#### TO DO
Using the records below, find every line that includes "image" and copy it.

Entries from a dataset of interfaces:
####################
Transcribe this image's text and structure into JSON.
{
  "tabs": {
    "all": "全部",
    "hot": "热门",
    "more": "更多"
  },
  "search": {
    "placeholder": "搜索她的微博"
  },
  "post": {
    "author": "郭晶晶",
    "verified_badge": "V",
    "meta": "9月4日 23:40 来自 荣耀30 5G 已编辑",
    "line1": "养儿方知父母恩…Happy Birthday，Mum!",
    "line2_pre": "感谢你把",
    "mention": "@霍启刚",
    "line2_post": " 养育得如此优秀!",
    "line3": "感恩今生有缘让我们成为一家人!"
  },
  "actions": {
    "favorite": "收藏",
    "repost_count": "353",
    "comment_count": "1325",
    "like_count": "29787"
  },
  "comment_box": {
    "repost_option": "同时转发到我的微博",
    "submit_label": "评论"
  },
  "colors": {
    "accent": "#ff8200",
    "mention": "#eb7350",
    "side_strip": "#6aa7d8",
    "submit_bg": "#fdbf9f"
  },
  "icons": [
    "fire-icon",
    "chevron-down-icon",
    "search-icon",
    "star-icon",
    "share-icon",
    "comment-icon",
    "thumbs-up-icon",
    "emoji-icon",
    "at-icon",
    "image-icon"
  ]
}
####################
#### WRITTEN SOLUTION
Transcribe this image's text and structure into JSON.
    "image-icon"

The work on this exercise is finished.